This article gives disconnected stanzas of the ballad, evidently considering that the reader would not be interested in the whole of it.
O! ladies and gentlemen, come one, and come all; Did you ever hear tell of the Noble Skewball? Stick close to your saddle and don't be alarmed, For you shall not be jostled by the Noble Skewball.
Squire Marvin is evidently a judge of the race, for one stanza appeals to him.
Squire Marvin, Squire Marvin, just judge my horse well, For all that I want is to see justice done.
When the horses were saddled and the word was give, Got Skewball shot like an arrow just out of the bow.
The last stanza given is in complimentary vein.
A health to Miss Bradley, that Galliant Gray Mar, Likewise to the health of the Noble Skewball.
E. C. Perrow (in an article, "Songs and Rhymes from the South/' in the Journal of American Folk-lore, 1915, xxvin, 134) has a song from Mississippi Negroes which is apparently sung by the jockey who rode the "Noble Skewball" in the famous race.

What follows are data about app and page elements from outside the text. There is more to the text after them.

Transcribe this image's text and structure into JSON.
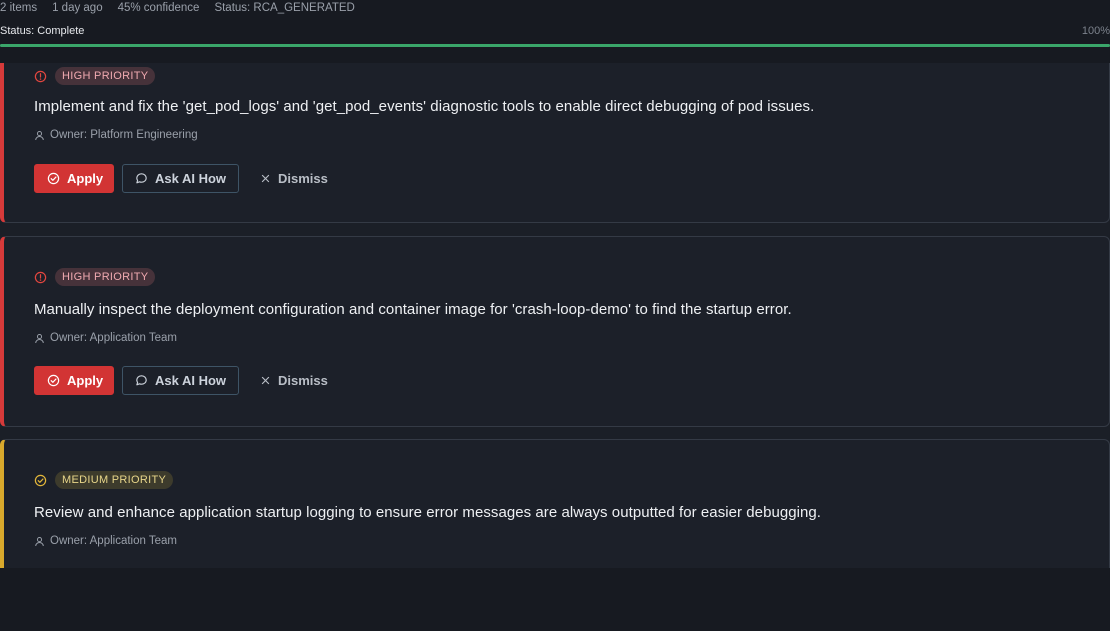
{
  "meta": {
    "items": "2 items",
    "time": "1 day ago",
    "confidence": "45% confidence",
    "status": "Status: RCA_GENERATED"
  },
  "progress": {
    "label": "Status: Complete",
    "percent_label": "100%",
    "value": 1.0,
    "color": "#3aa66a"
  },
  "recommendations": [
    {
      "priority": "HIGH PRIORITY",
      "priority_icon": "alert-circle-icon",
      "title": "Implement and fix the 'get_pod_logs' and 'get_pod_events' diagnostic tools to enable direct debugging of pod issues.",
      "owner": "Owner: Platform Engineering",
      "apply": "Apply",
      "ask": "Ask AI How",
      "dismiss": "Dismiss"
    },
    {
      "priority": "HIGH PRIORITY",
      "priority_icon": "alert-circle-icon",
      "title": "Manually inspect the deployment configuration and container image for 'crash-loop-demo' to find the startup error.",
      "owner": "Owner: Application Team",
      "apply": "Apply",
      "ask": "Ask AI How",
      "dismiss": "Dismiss"
    },
    {
      "priority": "MEDIUM PRIORITY",
      "priority_icon": "check-circle-icon",
      "title": "Review and enhance application startup logging to ensure error messages are always outputted for easier debugging.",
      "owner": "Owner: Application Team"
    }
  ],
  "colors": {
    "high": "#d63a3a",
    "medium": "#d9a92c",
    "apply_button": "#d23434"
  }
}
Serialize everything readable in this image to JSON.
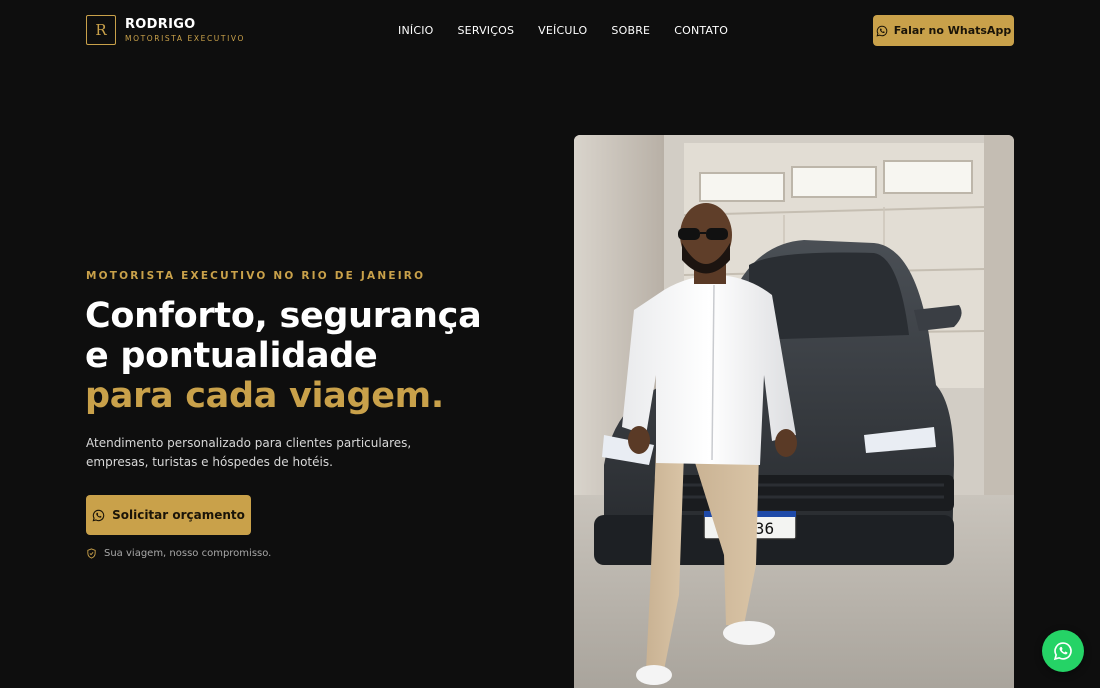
{
  "brand": {
    "mark": "R",
    "name": "RODRIGO",
    "subtitle": "MOTORISTA EXECUTIVO"
  },
  "nav": {
    "items": [
      "INÍCIO",
      "SERVIÇOS",
      "VEÍCULO",
      "SOBRE",
      "CONTATO"
    ]
  },
  "header_cta": {
    "label": "Falar no WhatsApp",
    "icon": "whatsapp-icon"
  },
  "hero": {
    "eyebrow": "MOTORISTA EXECUTIVO NO RIO DE JANEIRO",
    "headline_line1": "Conforto, segurança",
    "headline_line2": "e pontualidade",
    "headline_line3": "para cada viagem.",
    "description_line1": "Atendimento personalizado para clientes particulares,",
    "description_line2": "empresas, turistas e hóspedes de hotéis.",
    "cta_label": "Solicitar orçamento",
    "tagline": "Sua viagem, nosso compromisso."
  },
  "photo": {
    "plate_text": "T 036"
  },
  "colors": {
    "accent": "#c9a14a",
    "background": "#0e0e0e",
    "whatsapp": "#25d366"
  }
}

E-Book - An Annotated Compendium of Old Time American Songs by James Alverson III